*Data provided*:
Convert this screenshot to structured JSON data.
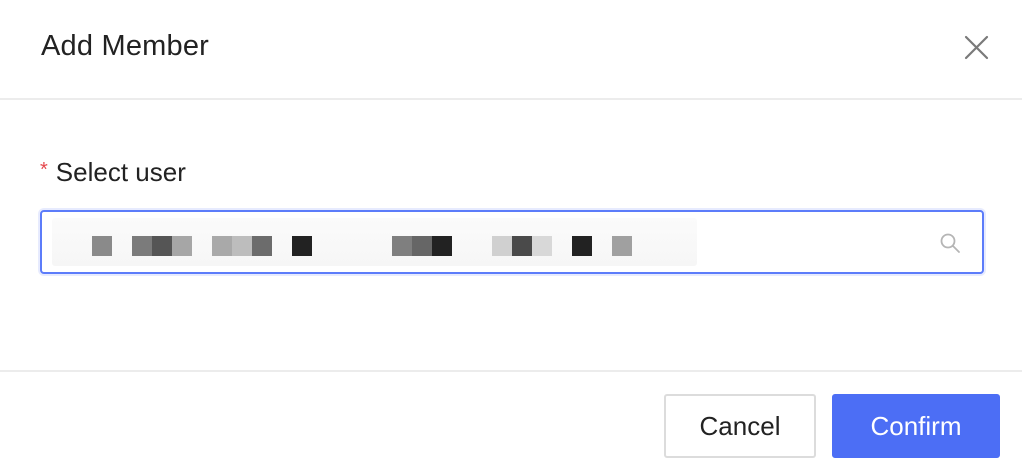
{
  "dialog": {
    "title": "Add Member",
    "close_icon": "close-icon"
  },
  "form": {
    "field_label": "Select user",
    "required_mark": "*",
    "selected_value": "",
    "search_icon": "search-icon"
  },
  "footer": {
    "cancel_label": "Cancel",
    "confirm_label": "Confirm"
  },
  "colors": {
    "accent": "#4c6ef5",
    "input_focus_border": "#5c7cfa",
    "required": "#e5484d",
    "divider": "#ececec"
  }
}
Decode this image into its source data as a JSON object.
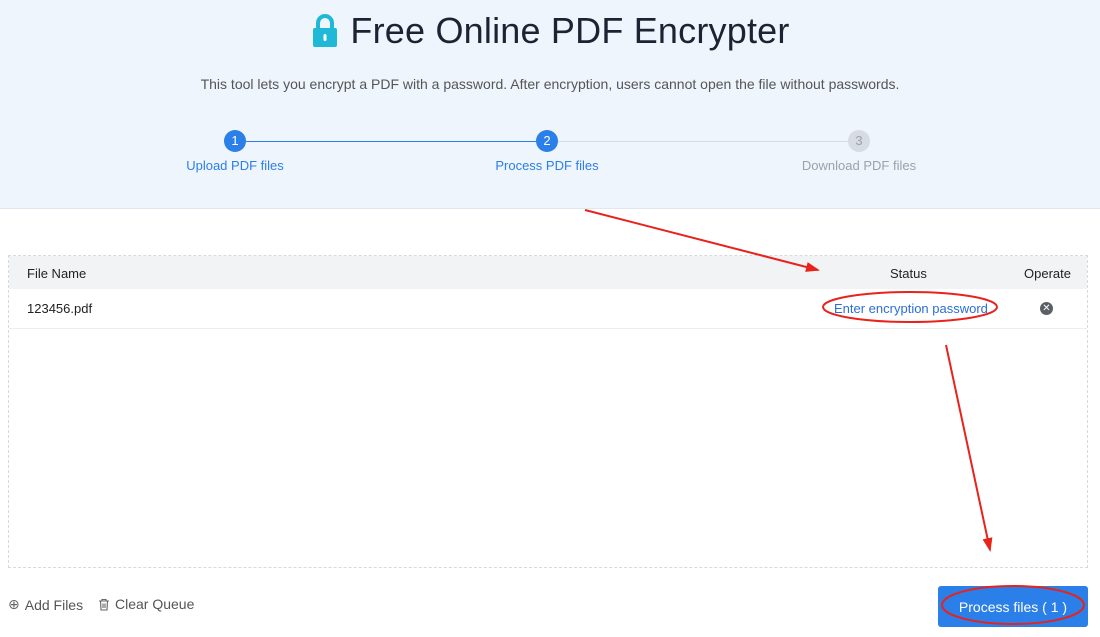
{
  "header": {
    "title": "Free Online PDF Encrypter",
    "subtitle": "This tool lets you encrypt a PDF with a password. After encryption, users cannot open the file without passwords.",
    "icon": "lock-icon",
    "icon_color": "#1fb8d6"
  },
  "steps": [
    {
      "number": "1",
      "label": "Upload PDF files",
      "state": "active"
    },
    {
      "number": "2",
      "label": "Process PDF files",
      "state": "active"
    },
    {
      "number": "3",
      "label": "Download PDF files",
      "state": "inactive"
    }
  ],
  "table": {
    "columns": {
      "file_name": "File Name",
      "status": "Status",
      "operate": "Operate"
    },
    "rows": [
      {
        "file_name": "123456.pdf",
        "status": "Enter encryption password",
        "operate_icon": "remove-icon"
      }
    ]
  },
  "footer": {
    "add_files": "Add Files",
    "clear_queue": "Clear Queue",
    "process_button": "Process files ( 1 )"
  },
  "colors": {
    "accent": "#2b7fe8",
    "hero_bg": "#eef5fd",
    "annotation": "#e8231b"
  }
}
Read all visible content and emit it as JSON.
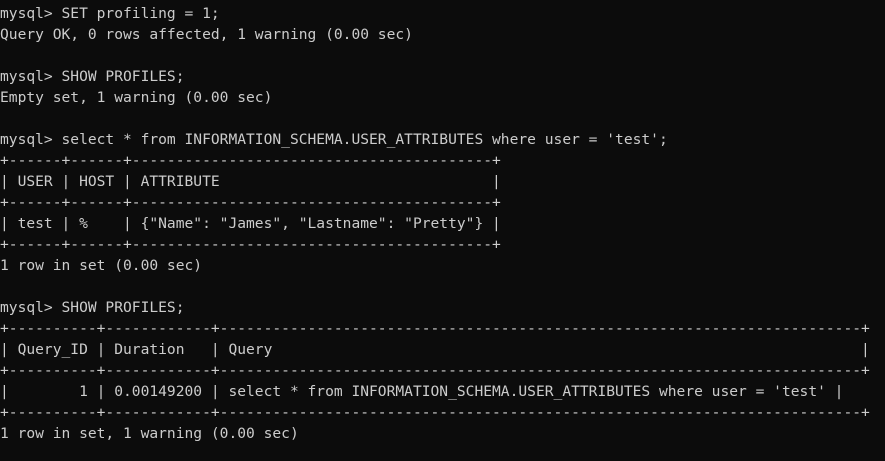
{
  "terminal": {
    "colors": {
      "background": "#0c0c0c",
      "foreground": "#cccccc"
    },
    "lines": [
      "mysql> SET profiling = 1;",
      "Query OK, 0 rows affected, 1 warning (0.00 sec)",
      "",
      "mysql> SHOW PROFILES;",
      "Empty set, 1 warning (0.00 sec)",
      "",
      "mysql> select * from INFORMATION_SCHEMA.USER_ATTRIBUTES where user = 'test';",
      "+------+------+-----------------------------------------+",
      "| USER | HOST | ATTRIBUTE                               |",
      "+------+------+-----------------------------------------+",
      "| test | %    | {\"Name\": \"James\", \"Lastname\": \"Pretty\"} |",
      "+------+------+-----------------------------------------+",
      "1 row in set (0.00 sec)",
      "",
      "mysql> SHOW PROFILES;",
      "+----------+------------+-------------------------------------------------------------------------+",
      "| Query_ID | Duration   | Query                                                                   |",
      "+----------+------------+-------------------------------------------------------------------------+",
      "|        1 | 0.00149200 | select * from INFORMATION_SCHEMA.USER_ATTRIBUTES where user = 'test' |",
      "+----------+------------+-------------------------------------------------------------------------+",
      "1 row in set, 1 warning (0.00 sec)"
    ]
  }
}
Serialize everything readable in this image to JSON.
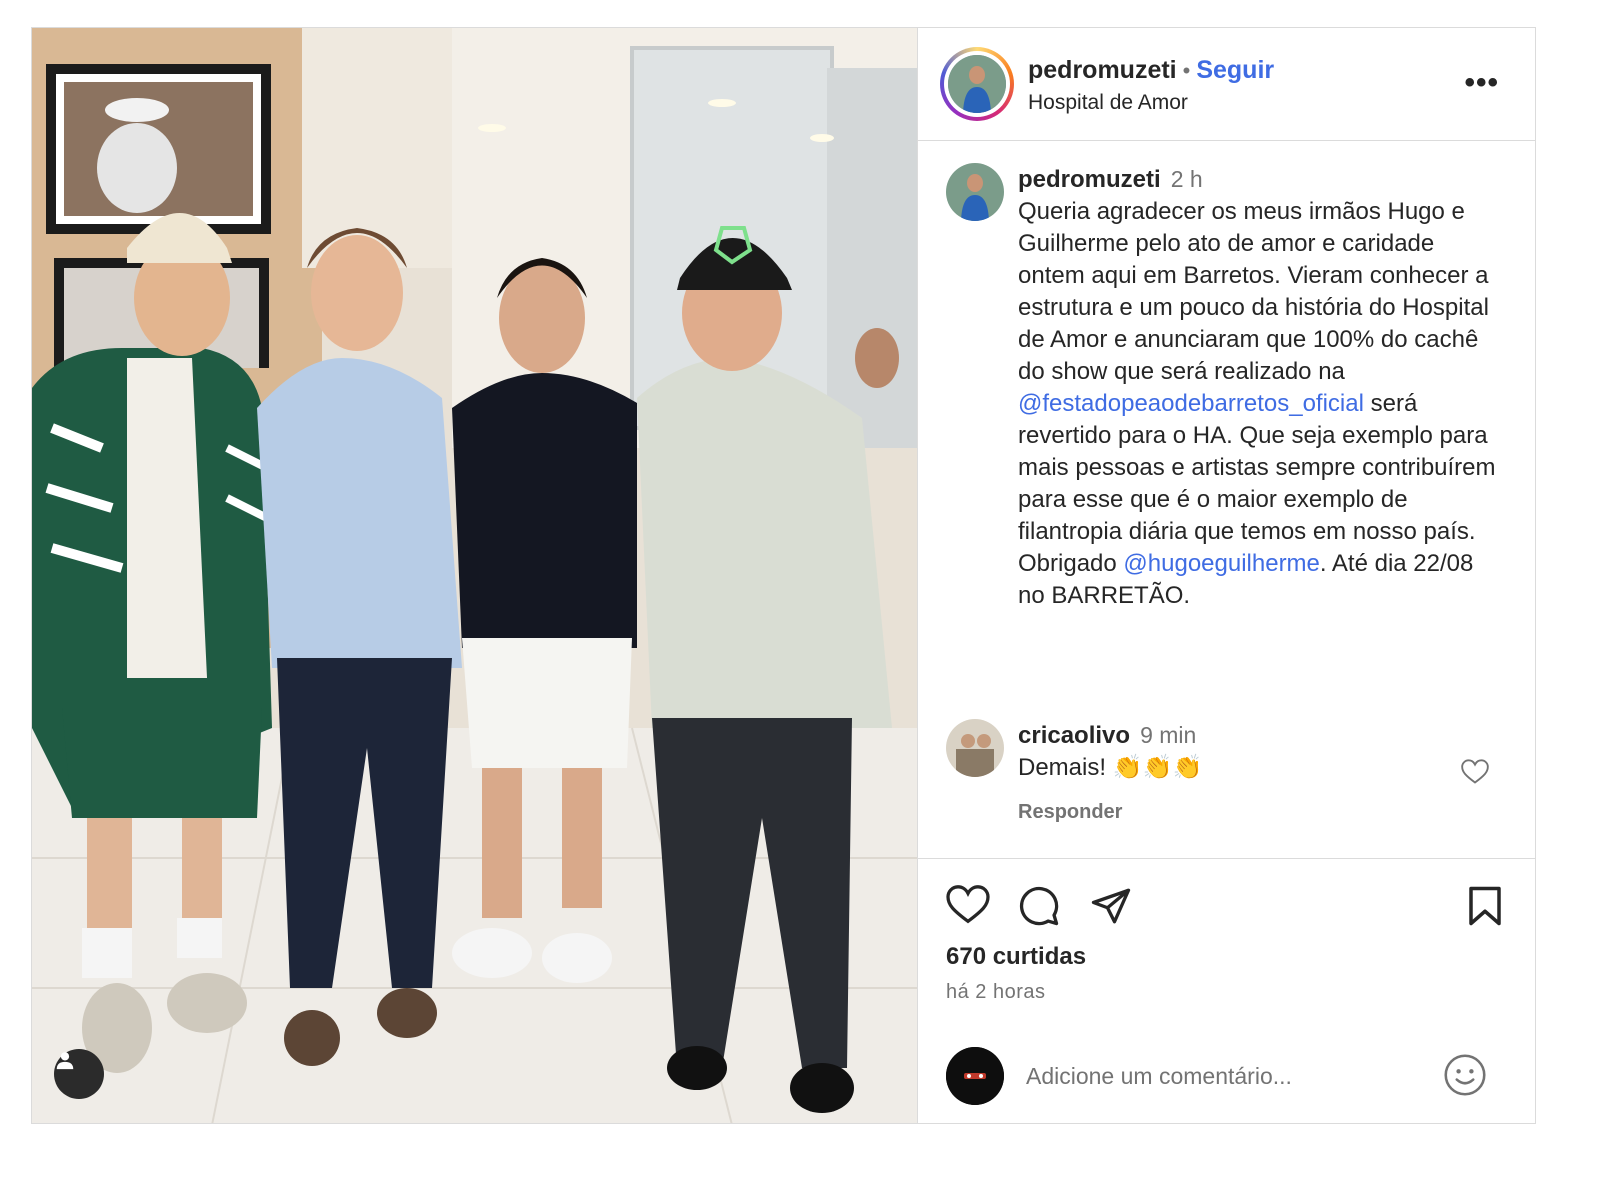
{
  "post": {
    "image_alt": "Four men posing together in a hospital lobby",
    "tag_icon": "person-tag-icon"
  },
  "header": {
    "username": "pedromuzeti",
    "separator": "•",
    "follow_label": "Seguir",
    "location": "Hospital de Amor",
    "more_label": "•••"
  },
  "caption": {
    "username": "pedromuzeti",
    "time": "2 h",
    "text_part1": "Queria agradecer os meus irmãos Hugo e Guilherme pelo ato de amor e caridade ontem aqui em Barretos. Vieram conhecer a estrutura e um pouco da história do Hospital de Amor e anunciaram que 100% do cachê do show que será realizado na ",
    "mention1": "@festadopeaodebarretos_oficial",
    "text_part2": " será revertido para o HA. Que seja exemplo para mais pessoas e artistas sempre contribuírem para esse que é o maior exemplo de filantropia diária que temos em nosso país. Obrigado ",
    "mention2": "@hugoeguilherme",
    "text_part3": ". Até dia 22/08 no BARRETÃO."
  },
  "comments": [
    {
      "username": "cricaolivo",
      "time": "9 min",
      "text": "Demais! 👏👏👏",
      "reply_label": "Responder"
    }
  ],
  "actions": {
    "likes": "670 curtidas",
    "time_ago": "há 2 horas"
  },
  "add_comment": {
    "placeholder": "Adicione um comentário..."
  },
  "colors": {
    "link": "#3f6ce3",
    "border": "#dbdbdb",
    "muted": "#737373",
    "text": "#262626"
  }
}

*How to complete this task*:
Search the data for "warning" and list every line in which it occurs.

*The answer*:
      "Query OK, 0 rows affected, 1 warning (0.00 sec)",
      "Empty set, 1 warning (0.00 sec)",
      "1 row in set, 1 warning (0.00 sec)"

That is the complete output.